**Your instructions**. Read the records and gather each line that includes "text".
-------- Dataset entries --------
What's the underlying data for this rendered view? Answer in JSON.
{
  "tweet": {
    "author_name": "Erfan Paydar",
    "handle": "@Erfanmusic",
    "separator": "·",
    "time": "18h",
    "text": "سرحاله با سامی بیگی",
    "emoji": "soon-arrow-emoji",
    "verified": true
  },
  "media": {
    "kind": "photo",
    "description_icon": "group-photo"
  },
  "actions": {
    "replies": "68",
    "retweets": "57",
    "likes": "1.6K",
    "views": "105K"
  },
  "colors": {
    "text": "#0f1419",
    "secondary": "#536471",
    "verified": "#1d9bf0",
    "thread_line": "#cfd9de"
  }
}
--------
**Exercise result**.
    "text": "سرحاله با سامی بیگی",
    "text": "#0f1419",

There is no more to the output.